=== Extracted entries ===

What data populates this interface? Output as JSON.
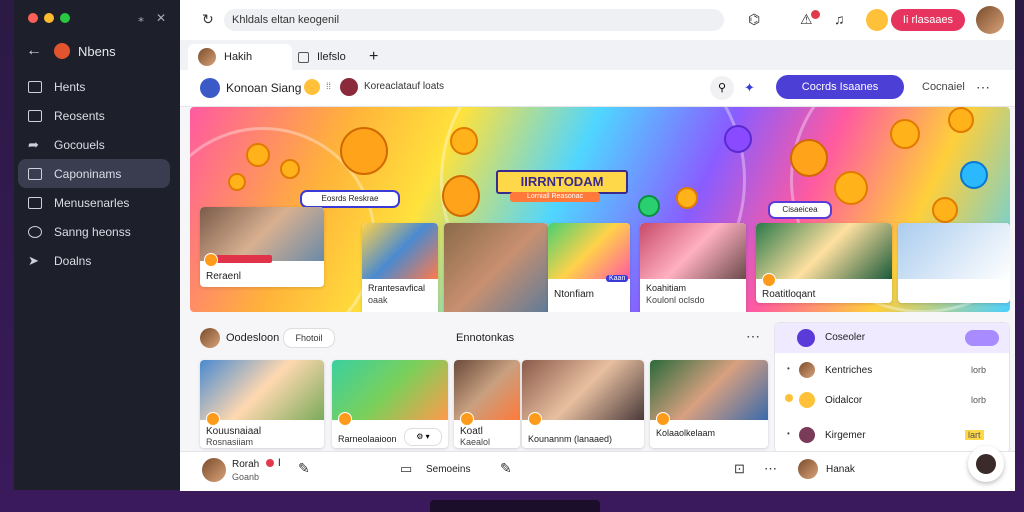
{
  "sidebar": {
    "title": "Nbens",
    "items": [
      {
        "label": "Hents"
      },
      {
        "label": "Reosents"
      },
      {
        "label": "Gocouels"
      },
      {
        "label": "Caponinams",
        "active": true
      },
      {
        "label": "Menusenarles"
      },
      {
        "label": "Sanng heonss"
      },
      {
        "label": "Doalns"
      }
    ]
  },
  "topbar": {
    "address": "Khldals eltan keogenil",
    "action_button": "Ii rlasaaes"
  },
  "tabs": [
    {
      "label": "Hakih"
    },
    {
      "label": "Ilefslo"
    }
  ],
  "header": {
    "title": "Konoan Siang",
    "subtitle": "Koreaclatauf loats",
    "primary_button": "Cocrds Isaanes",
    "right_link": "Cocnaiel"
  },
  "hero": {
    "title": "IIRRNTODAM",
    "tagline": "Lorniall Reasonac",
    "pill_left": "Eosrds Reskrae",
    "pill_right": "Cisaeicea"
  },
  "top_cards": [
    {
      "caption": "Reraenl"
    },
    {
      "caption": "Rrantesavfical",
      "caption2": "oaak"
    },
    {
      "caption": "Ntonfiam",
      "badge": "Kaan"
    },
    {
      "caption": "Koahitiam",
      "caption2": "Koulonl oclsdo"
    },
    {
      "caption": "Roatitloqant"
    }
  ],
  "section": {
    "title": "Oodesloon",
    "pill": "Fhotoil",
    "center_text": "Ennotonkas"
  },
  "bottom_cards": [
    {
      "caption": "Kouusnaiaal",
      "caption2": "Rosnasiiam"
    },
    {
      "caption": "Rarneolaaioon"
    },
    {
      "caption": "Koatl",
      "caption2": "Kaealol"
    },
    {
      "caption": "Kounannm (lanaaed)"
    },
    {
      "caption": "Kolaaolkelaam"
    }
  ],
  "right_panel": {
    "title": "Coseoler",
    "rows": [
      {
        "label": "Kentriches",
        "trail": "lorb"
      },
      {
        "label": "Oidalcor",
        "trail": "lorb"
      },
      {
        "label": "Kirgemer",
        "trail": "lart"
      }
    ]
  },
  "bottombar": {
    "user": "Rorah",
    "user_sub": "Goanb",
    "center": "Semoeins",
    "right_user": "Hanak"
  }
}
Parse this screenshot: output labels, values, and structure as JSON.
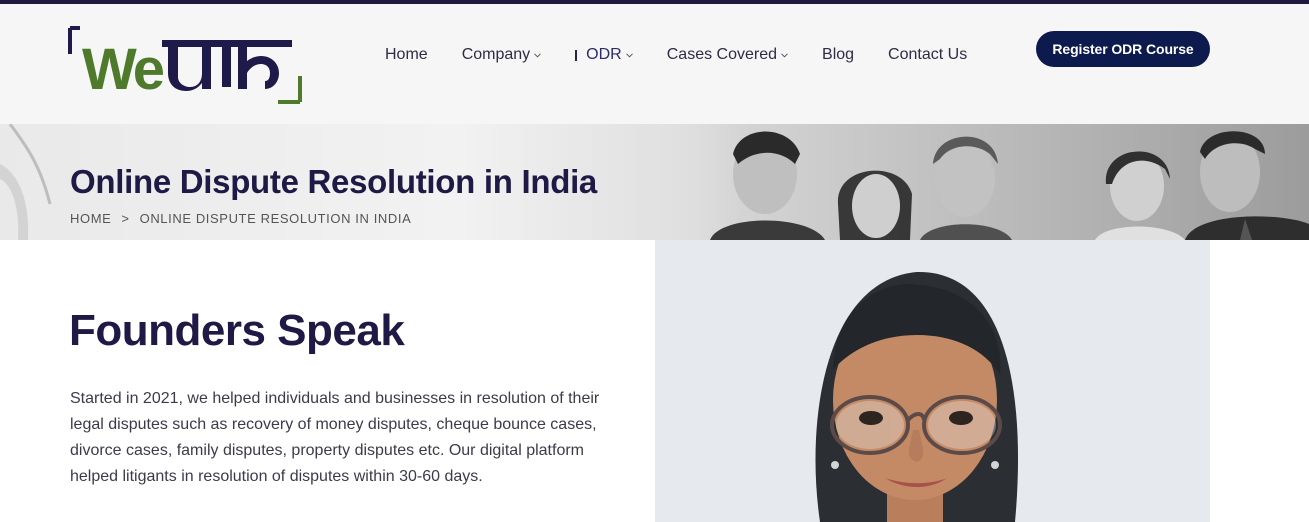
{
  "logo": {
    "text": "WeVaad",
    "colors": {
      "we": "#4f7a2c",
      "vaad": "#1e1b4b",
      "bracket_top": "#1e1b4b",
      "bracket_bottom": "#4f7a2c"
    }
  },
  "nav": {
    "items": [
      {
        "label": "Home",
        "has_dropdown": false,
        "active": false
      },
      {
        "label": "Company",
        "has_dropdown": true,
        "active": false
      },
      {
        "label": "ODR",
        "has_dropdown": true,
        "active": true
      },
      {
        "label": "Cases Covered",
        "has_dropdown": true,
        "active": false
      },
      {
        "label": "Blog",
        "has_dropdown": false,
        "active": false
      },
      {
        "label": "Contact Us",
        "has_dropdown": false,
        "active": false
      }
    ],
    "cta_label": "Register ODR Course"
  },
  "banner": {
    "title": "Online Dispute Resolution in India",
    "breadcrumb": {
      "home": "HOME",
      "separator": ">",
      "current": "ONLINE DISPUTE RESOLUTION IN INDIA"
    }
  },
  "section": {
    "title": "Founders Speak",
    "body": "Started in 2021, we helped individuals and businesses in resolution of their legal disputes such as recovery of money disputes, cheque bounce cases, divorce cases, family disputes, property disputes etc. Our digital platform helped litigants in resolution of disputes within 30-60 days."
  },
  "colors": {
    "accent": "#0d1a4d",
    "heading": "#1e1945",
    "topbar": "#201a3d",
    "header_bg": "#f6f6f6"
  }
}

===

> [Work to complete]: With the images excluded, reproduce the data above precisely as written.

> [Answer space]:
What data populates this interface? Output as JSON.
{
  "sidebar": {
    "title": "Nbens",
    "items": [
      {
        "label": "Hents"
      },
      {
        "label": "Reosents"
      },
      {
        "label": "Gocouels"
      },
      {
        "label": "Caponinams",
        "active": true
      },
      {
        "label": "Menusenarles"
      },
      {
        "label": "Sanng heonss"
      },
      {
        "label": "Doalns"
      }
    ]
  },
  "topbar": {
    "address": "Khldals eltan keogenil",
    "action_button": "Ii rlasaaes"
  },
  "tabs": [
    {
      "label": "Hakih"
    },
    {
      "label": "Ilefslo"
    }
  ],
  "header": {
    "title": "Konoan Siang",
    "subtitle": "Koreaclatauf loats",
    "primary_button": "Cocrds Isaanes",
    "right_link": "Cocnaiel"
  },
  "hero": {
    "title": "IIRRNTODAM",
    "tagline": "Lorniall Reasonac",
    "pill_left": "Eosrds Reskrae",
    "pill_right": "Cisaeicea"
  },
  "top_cards": [
    {
      "caption": "Reraenl"
    },
    {
      "caption": "Rrantesavfical",
      "caption2": "oaak"
    },
    {
      "caption": "Ntonfiam",
      "badge": "Kaan"
    },
    {
      "caption": "Koahitiam",
      "caption2": "Koulonl oclsdo"
    },
    {
      "caption": "Roatitloqant"
    }
  ],
  "section": {
    "title": "Oodesloon",
    "pill": "Fhotoil",
    "center_text": "Ennotonkas"
  },
  "bottom_cards": [
    {
      "caption": "Kouusnaiaal",
      "caption2": "Rosnasiiam"
    },
    {
      "caption": "Rarneolaaioon"
    },
    {
      "caption": "Koatl",
      "caption2": "Kaealol"
    },
    {
      "caption": "Kounannm (lanaaed)"
    },
    {
      "caption": "Kolaaolkelaam"
    }
  ],
  "right_panel": {
    "title": "Coseoler",
    "rows": [
      {
        "label": "Kentriches",
        "trail": "lorb"
      },
      {
        "label": "Oidalcor",
        "trail": "lorb"
      },
      {
        "label": "Kirgemer",
        "trail": "lart"
      }
    ]
  },
  "bottombar": {
    "user": "Rorah",
    "user_sub": "Goanb",
    "center": "Semoeins",
    "right_user": "Hanak"
  }
}
Parse this screenshot: output labels, values, and structure as JSON.
{
  "logo": {
    "text": "WeVaad",
    "colors": {
      "we": "#4f7a2c",
      "vaad": "#1e1b4b",
      "bracket_top": "#1e1b4b",
      "bracket_bottom": "#4f7a2c"
    }
  },
  "nav": {
    "items": [
      {
        "label": "Home",
        "has_dropdown": false,
        "active": false
      },
      {
        "label": "Company",
        "has_dropdown": true,
        "active": false
      },
      {
        "label": "ODR",
        "has_dropdown": true,
        "active": true
      },
      {
        "label": "Cases Covered",
        "has_dropdown": true,
        "active": false
      },
      {
        "label": "Blog",
        "has_dropdown": false,
        "active": false
      },
      {
        "label": "Contact Us",
        "has_dropdown": false,
        "active": false
      }
    ],
    "cta_label": "Register ODR Course"
  },
  "banner": {
    "title": "Online Dispute Resolution in India",
    "breadcrumb": {
      "home": "HOME",
      "separator": ">",
      "current": "ONLINE DISPUTE RESOLUTION IN INDIA"
    }
  },
  "section": {
    "title": "Founders Speak",
    "body": "Started in 2021, we helped individuals and businesses in resolution of their legal disputes such as recovery of money disputes, cheque bounce cases, divorce cases, family disputes, property disputes etc. Our digital platform helped litigants in resolution of disputes within 30-60 days."
  },
  "colors": {
    "accent": "#0d1a4d",
    "heading": "#1e1945",
    "topbar": "#201a3d",
    "header_bg": "#f6f6f6"
  }
}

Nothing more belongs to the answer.